▸ Exercise aim
Return the records word for word. Pictures do not belong in the copy.

════════

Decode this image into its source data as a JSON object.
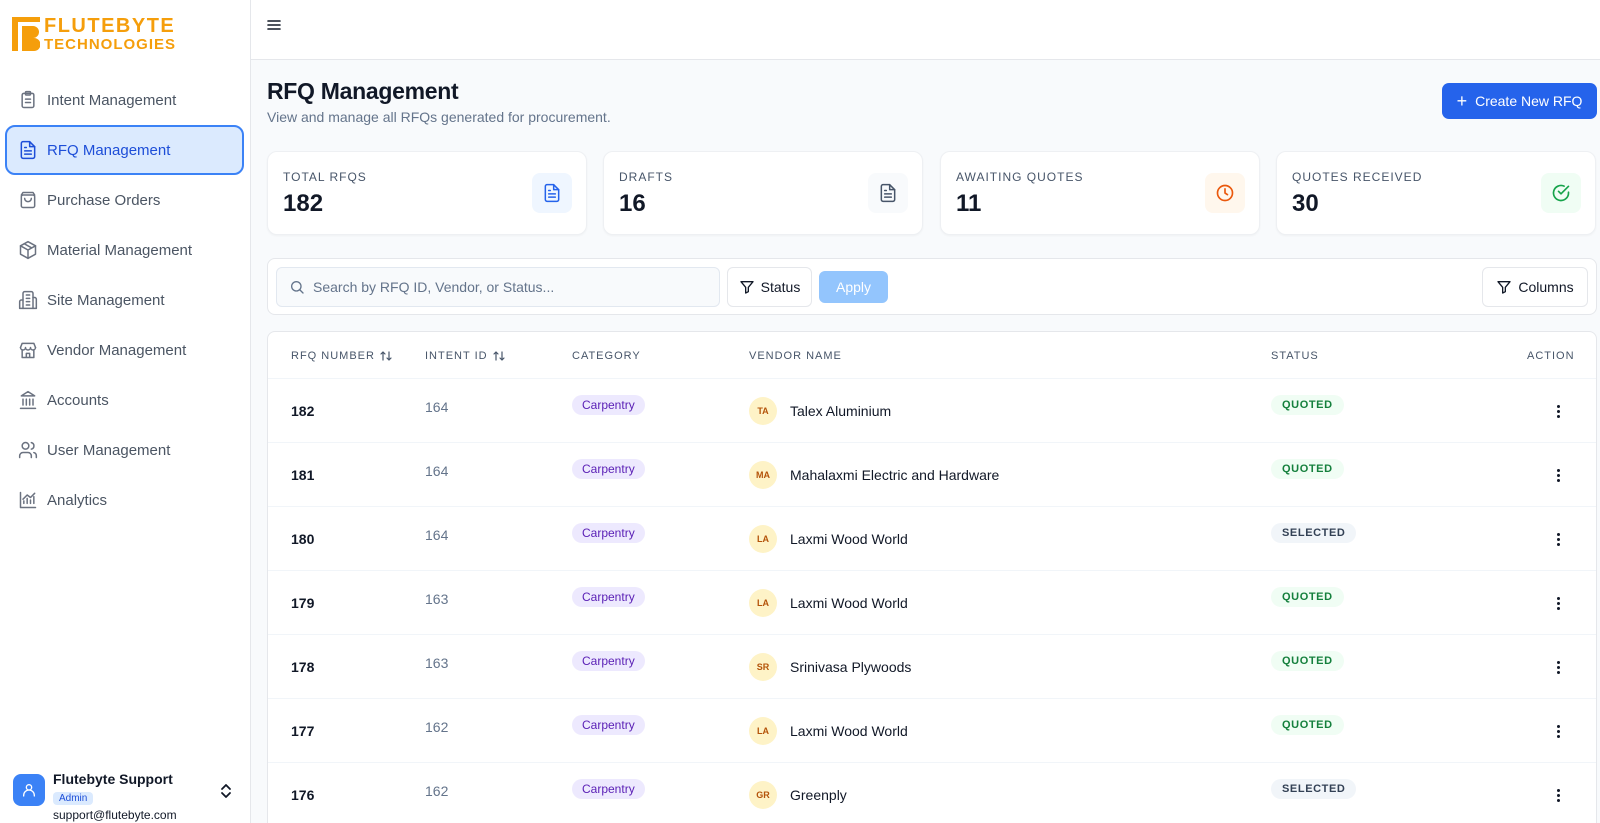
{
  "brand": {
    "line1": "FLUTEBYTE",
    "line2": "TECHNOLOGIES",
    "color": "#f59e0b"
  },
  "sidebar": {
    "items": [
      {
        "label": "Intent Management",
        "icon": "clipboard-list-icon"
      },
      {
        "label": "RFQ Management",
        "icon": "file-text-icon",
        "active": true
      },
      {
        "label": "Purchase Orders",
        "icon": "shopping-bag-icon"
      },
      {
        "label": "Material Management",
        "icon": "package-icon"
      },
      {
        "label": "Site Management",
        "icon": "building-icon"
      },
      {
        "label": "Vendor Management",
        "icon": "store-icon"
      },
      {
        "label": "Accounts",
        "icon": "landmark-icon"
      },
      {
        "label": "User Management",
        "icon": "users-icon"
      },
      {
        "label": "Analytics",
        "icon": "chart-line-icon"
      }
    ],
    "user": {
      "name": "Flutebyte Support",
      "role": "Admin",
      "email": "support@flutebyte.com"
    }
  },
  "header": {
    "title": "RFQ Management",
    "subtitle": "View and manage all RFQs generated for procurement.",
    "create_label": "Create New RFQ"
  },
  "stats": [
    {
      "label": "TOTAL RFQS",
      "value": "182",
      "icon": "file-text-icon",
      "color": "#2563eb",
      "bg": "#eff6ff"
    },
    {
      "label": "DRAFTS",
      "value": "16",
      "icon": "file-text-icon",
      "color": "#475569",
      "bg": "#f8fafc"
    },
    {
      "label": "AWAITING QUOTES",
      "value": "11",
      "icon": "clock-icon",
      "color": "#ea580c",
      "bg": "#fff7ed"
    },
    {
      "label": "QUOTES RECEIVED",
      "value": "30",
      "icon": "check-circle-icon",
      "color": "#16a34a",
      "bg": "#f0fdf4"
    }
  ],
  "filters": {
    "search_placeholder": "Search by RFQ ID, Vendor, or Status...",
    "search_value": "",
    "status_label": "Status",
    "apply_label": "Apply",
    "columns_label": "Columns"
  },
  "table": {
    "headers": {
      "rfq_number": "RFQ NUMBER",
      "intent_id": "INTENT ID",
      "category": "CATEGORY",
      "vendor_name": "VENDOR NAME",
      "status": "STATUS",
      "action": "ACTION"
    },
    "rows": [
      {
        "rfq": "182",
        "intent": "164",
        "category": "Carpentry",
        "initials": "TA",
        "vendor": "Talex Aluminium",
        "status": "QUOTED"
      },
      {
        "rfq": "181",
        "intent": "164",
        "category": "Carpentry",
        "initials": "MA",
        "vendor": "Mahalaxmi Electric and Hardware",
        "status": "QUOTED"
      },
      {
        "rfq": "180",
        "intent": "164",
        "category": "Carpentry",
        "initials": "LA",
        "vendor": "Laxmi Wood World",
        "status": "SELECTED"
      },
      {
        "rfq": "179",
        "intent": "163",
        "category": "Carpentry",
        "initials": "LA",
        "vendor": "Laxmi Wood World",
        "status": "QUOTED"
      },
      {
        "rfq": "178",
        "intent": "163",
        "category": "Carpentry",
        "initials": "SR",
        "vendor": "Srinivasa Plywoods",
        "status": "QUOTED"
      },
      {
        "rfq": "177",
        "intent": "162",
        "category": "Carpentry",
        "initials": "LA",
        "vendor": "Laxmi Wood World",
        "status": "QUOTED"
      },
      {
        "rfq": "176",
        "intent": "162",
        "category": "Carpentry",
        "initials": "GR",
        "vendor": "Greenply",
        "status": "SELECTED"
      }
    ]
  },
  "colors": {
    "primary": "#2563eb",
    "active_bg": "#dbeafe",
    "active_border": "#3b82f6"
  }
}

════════

▸ Solution
Decode this image into its source data as a JSON object.
{
  "brand": {
    "line1": "FLUTEBYTE",
    "line2": "TECHNOLOGIES",
    "color": "#f59e0b"
  },
  "sidebar": {
    "items": [
      {
        "label": "Intent Management",
        "icon": "clipboard-list-icon"
      },
      {
        "label": "RFQ Management",
        "icon": "file-text-icon",
        "active": true
      },
      {
        "label": "Purchase Orders",
        "icon": "shopping-bag-icon"
      },
      {
        "label": "Material Management",
        "icon": "package-icon"
      },
      {
        "label": "Site Management",
        "icon": "building-icon"
      },
      {
        "label": "Vendor Management",
        "icon": "store-icon"
      },
      {
        "label": "Accounts",
        "icon": "landmark-icon"
      },
      {
        "label": "User Management",
        "icon": "users-icon"
      },
      {
        "label": "Analytics",
        "icon": "chart-line-icon"
      }
    ],
    "user": {
      "name": "Flutebyte Support",
      "role": "Admin",
      "email": "support@flutebyte.com"
    }
  },
  "header": {
    "title": "RFQ Management",
    "subtitle": "View and manage all RFQs generated for procurement.",
    "create_label": "Create New RFQ"
  },
  "stats": [
    {
      "label": "TOTAL RFQS",
      "value": "182",
      "icon": "file-text-icon",
      "color": "#2563eb",
      "bg": "#eff6ff"
    },
    {
      "label": "DRAFTS",
      "value": "16",
      "icon": "file-text-icon",
      "color": "#475569",
      "bg": "#f8fafc"
    },
    {
      "label": "AWAITING QUOTES",
      "value": "11",
      "icon": "clock-icon",
      "color": "#ea580c",
      "bg": "#fff7ed"
    },
    {
      "label": "QUOTES RECEIVED",
      "value": "30",
      "icon": "check-circle-icon",
      "color": "#16a34a",
      "bg": "#f0fdf4"
    }
  ],
  "filters": {
    "search_placeholder": "Search by RFQ ID, Vendor, or Status...",
    "search_value": "",
    "status_label": "Status",
    "apply_label": "Apply",
    "columns_label": "Columns"
  },
  "table": {
    "headers": {
      "rfq_number": "RFQ NUMBER",
      "intent_id": "INTENT ID",
      "category": "CATEGORY",
      "vendor_name": "VENDOR NAME",
      "status": "STATUS",
      "action": "ACTION"
    },
    "rows": [
      {
        "rfq": "182",
        "intent": "164",
        "category": "Carpentry",
        "initials": "TA",
        "vendor": "Talex Aluminium",
        "status": "QUOTED"
      },
      {
        "rfq": "181",
        "intent": "164",
        "category": "Carpentry",
        "initials": "MA",
        "vendor": "Mahalaxmi Electric and Hardware",
        "status": "QUOTED"
      },
      {
        "rfq": "180",
        "intent": "164",
        "category": "Carpentry",
        "initials": "LA",
        "vendor": "Laxmi Wood World",
        "status": "SELECTED"
      },
      {
        "rfq": "179",
        "intent": "163",
        "category": "Carpentry",
        "initials": "LA",
        "vendor": "Laxmi Wood World",
        "status": "QUOTED"
      },
      {
        "rfq": "178",
        "intent": "163",
        "category": "Carpentry",
        "initials": "SR",
        "vendor": "Srinivasa Plywoods",
        "status": "QUOTED"
      },
      {
        "rfq": "177",
        "intent": "162",
        "category": "Carpentry",
        "initials": "LA",
        "vendor": "Laxmi Wood World",
        "status": "QUOTED"
      },
      {
        "rfq": "176",
        "intent": "162",
        "category": "Carpentry",
        "initials": "GR",
        "vendor": "Greenply",
        "status": "SELECTED"
      }
    ]
  },
  "colors": {
    "primary": "#2563eb",
    "active_bg": "#dbeafe",
    "active_border": "#3b82f6"
  }
}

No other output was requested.